__Component data from apps and pages__:
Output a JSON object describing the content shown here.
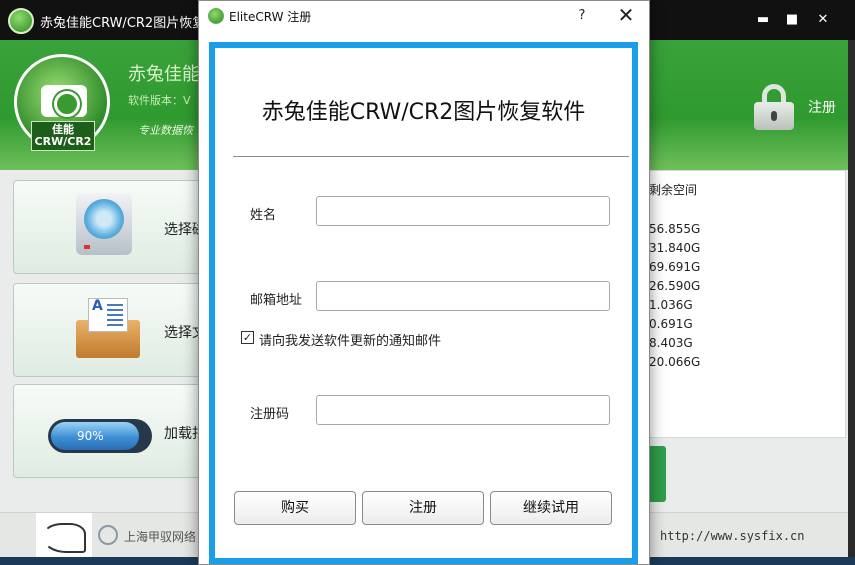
{
  "main_window": {
    "title": "赤兔佳能CRW/CR2图片恢复软",
    "controls": {
      "minimize": "▬",
      "maximize": "■",
      "close": "✕"
    },
    "header": {
      "app_name": "赤兔佳能",
      "version": "软件版本：V",
      "slogan": "专业数据恢",
      "badge_line1": "佳能",
      "badge_line2": "CRW/CR2",
      "register_label": "注册"
    },
    "tiles": [
      {
        "label": "选择磁",
        "icon": "hard-drive-icon"
      },
      {
        "label": "选择文",
        "icon": "folder-document-icon"
      },
      {
        "label": "加载扫",
        "icon": "progress-icon",
        "progress_text": "90%",
        "progress": 0.9
      }
    ],
    "drive_panel": {
      "column_header": "剩余空间",
      "free_space": [
        "56.855G",
        "31.840G",
        "69.691G",
        "26.590G",
        "1.036G",
        "0.691G",
        "8.403G",
        "20.066G"
      ]
    },
    "footer": {
      "company": "上海甲驭网络",
      "url": "http://www.sysfix.cn"
    }
  },
  "dialog": {
    "title": "EliteCRW 注册",
    "help_label": "?",
    "close_label": "✕",
    "heading": "赤兔佳能CRW/CR2图片恢复软件",
    "fields": {
      "name_label": "姓名",
      "name_value": "",
      "email_label": "邮箱地址",
      "email_value": "",
      "code_label": "注册码",
      "code_value": ""
    },
    "notify": {
      "checked": true,
      "check_mark": "✓",
      "label": "请向我发送软件更新的通知邮件"
    },
    "buttons": {
      "buy": "购买",
      "register": "注册",
      "trial": "继续试用"
    }
  },
  "colors": {
    "accent_blue": "#1a9ee8",
    "header_green": "#3aa23a",
    "titlebar": "#111111"
  }
}
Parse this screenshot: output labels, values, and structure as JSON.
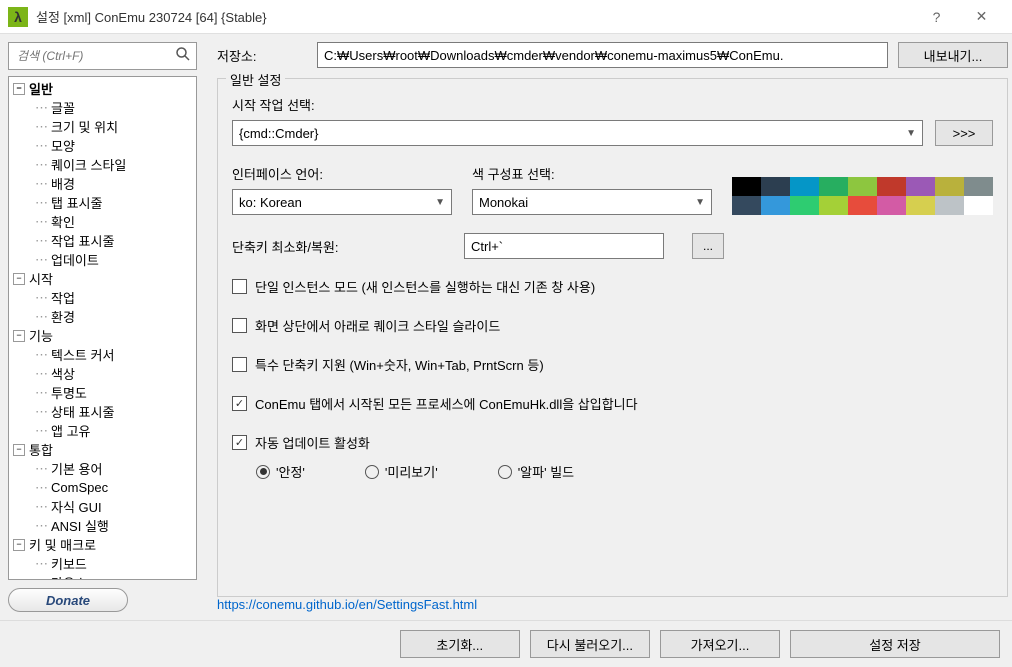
{
  "title": "설정 [xml] ConEmu 230724 [64] {Stable}",
  "search_placeholder": "검색 (Ctrl+F)",
  "tree": [
    {
      "label": "일반",
      "bold": true,
      "expanded": true,
      "children": [
        {
          "label": "글꼴"
        },
        {
          "label": "크기 및 위치"
        },
        {
          "label": "모양"
        },
        {
          "label": "퀘이크 스타일"
        },
        {
          "label": "배경"
        },
        {
          "label": "탭 표시줄"
        },
        {
          "label": "확인"
        },
        {
          "label": "작업 표시줄"
        },
        {
          "label": "업데이트"
        }
      ]
    },
    {
      "label": "시작",
      "expanded": true,
      "children": [
        {
          "label": "작업"
        },
        {
          "label": "환경"
        }
      ]
    },
    {
      "label": "기능",
      "expanded": true,
      "children": [
        {
          "label": "텍스트 커서"
        },
        {
          "label": "색상"
        },
        {
          "label": "투명도"
        },
        {
          "label": "상태 표시줄"
        },
        {
          "label": "앱 고유"
        }
      ]
    },
    {
      "label": "통합",
      "expanded": true,
      "children": [
        {
          "label": "기본 용어"
        },
        {
          "label": "ComSpec"
        },
        {
          "label": "자식 GUI"
        },
        {
          "label": "ANSI 실행"
        }
      ]
    },
    {
      "label": "키 및 매크로",
      "expanded": true,
      "children": [
        {
          "label": "키보드"
        },
        {
          "label": "마우스"
        }
      ]
    }
  ],
  "donate": "Donate",
  "storage_label": "저장소:",
  "storage_path": "C:₩Users₩root₩Downloads₩cmder₩vendor₩conemu-maximus5₩ConEmu.",
  "export_btn": "내보내기...",
  "group_title": "일반 설정",
  "startup_label": "시작 작업 선택:",
  "startup_value": "{cmd::Cmder}",
  "more_btn": ">>>",
  "lang_label": "인터페이스 언어:",
  "lang_value": "ko: Korean",
  "scheme_label": "색 구성표 선택:",
  "scheme_value": "Monokai",
  "hotkey_label": "단축키 최소화/복원:",
  "hotkey_value": "Ctrl+`",
  "chk_single": "단일 인스턴스 모드 (새 인스턴스를 실행하는 대신 기존 창 사용)",
  "chk_quake": "화면 상단에서 아래로 퀘이크 스타일 슬라이드",
  "chk_special": "특수 단축키 지원 (Win+숫자, Win+Tab, PrntScrn 등)",
  "chk_inject": "ConEmu 탭에서 시작된 모든 프로세스에 ConEmuHk.dll을 삽입합니다",
  "chk_update": "자동 업데이트 활성화",
  "radio_stable": "'안정'",
  "radio_preview": "'미리보기'",
  "radio_alpha": "'알파' 빌드",
  "help_link": "https://conemu.github.io/en/SettingsFast.html",
  "btn_reset": "초기화...",
  "btn_reload": "다시 불러오기...",
  "btn_import": "가져오기...",
  "btn_save": "설정 저장",
  "palette_top": [
    "#000000",
    "#2c3e50",
    "#0596c7",
    "#27ae60",
    "#8dc63f",
    "#c0392b",
    "#9b59b6",
    "#b9b13c",
    "#7f8c8d"
  ],
  "palette_bottom": [
    "#34495e",
    "#3498db",
    "#2ecc71",
    "#a4d037",
    "#e74c3c",
    "#d35ba5",
    "#d6cf4f",
    "#bdc3c7",
    "#ffffff"
  ]
}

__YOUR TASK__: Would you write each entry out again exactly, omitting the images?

__EXERCISE ANSWER__:
Output a JSON object describing the content shown here.
{
  "main_window": {
    "title": "赤兔佳能CRW/CR2图片恢复软",
    "controls": {
      "minimize": "▬",
      "maximize": "■",
      "close": "✕"
    },
    "header": {
      "app_name": "赤兔佳能",
      "version": "软件版本：V",
      "slogan": "专业数据恢",
      "badge_line1": "佳能",
      "badge_line2": "CRW/CR2",
      "register_label": "注册"
    },
    "tiles": [
      {
        "label": "选择磁",
        "icon": "hard-drive-icon"
      },
      {
        "label": "选择文",
        "icon": "folder-document-icon"
      },
      {
        "label": "加载扫",
        "icon": "progress-icon",
        "progress_text": "90%",
        "progress": 0.9
      }
    ],
    "drive_panel": {
      "column_header": "剩余空间",
      "free_space": [
        "56.855G",
        "31.840G",
        "69.691G",
        "26.590G",
        "1.036G",
        "0.691G",
        "8.403G",
        "20.066G"
      ]
    },
    "footer": {
      "company": "上海甲驭网络",
      "url": "http://www.sysfix.cn"
    }
  },
  "dialog": {
    "title": "EliteCRW 注册",
    "help_label": "?",
    "close_label": "✕",
    "heading": "赤兔佳能CRW/CR2图片恢复软件",
    "fields": {
      "name_label": "姓名",
      "name_value": "",
      "email_label": "邮箱地址",
      "email_value": "",
      "code_label": "注册码",
      "code_value": ""
    },
    "notify": {
      "checked": true,
      "check_mark": "✓",
      "label": "请向我发送软件更新的通知邮件"
    },
    "buttons": {
      "buy": "购买",
      "register": "注册",
      "trial": "继续试用"
    }
  },
  "colors": {
    "accent_blue": "#1a9ee8",
    "header_green": "#3aa23a",
    "titlebar": "#111111"
  }
}
Parse this screenshot: output labels, values, and structure as JSON.
{
  "title": "설정 [xml] ConEmu 230724 [64] {Stable}",
  "search_placeholder": "검색 (Ctrl+F)",
  "tree": [
    {
      "label": "일반",
      "bold": true,
      "expanded": true,
      "children": [
        {
          "label": "글꼴"
        },
        {
          "label": "크기 및 위치"
        },
        {
          "label": "모양"
        },
        {
          "label": "퀘이크 스타일"
        },
        {
          "label": "배경"
        },
        {
          "label": "탭 표시줄"
        },
        {
          "label": "확인"
        },
        {
          "label": "작업 표시줄"
        },
        {
          "label": "업데이트"
        }
      ]
    },
    {
      "label": "시작",
      "expanded": true,
      "children": [
        {
          "label": "작업"
        },
        {
          "label": "환경"
        }
      ]
    },
    {
      "label": "기능",
      "expanded": true,
      "children": [
        {
          "label": "텍스트 커서"
        },
        {
          "label": "색상"
        },
        {
          "label": "투명도"
        },
        {
          "label": "상태 표시줄"
        },
        {
          "label": "앱 고유"
        }
      ]
    },
    {
      "label": "통합",
      "expanded": true,
      "children": [
        {
          "label": "기본 용어"
        },
        {
          "label": "ComSpec"
        },
        {
          "label": "자식 GUI"
        },
        {
          "label": "ANSI 실행"
        }
      ]
    },
    {
      "label": "키 및 매크로",
      "expanded": true,
      "children": [
        {
          "label": "키보드"
        },
        {
          "label": "마우스"
        }
      ]
    }
  ],
  "donate": "Donate",
  "storage_label": "저장소:",
  "storage_path": "C:₩Users₩root₩Downloads₩cmder₩vendor₩conemu-maximus5₩ConEmu.",
  "export_btn": "내보내기...",
  "group_title": "일반 설정",
  "startup_label": "시작 작업 선택:",
  "startup_value": "{cmd::Cmder}",
  "more_btn": ">>>",
  "lang_label": "인터페이스 언어:",
  "lang_value": "ko: Korean",
  "scheme_label": "색 구성표 선택:",
  "scheme_value": "Monokai",
  "hotkey_label": "단축키 최소화/복원:",
  "hotkey_value": "Ctrl+`",
  "chk_single": "단일 인스턴스 모드 (새 인스턴스를 실행하는 대신 기존 창 사용)",
  "chk_quake": "화면 상단에서 아래로 퀘이크 스타일 슬라이드",
  "chk_special": "특수 단축키 지원 (Win+숫자, Win+Tab, PrntScrn 등)",
  "chk_inject": "ConEmu 탭에서 시작된 모든 프로세스에 ConEmuHk.dll을 삽입합니다",
  "chk_update": "자동 업데이트 활성화",
  "radio_stable": "'안정'",
  "radio_preview": "'미리보기'",
  "radio_alpha": "'알파' 빌드",
  "help_link": "https://conemu.github.io/en/SettingsFast.html",
  "btn_reset": "초기화...",
  "btn_reload": "다시 불러오기...",
  "btn_import": "가져오기...",
  "btn_save": "설정 저장",
  "palette_top": [
    "#000000",
    "#2c3e50",
    "#0596c7",
    "#27ae60",
    "#8dc63f",
    "#c0392b",
    "#9b59b6",
    "#b9b13c",
    "#7f8c8d"
  ],
  "palette_bottom": [
    "#34495e",
    "#3498db",
    "#2ecc71",
    "#a4d037",
    "#e74c3c",
    "#d35ba5",
    "#d6cf4f",
    "#bdc3c7",
    "#ffffff"
  ]
}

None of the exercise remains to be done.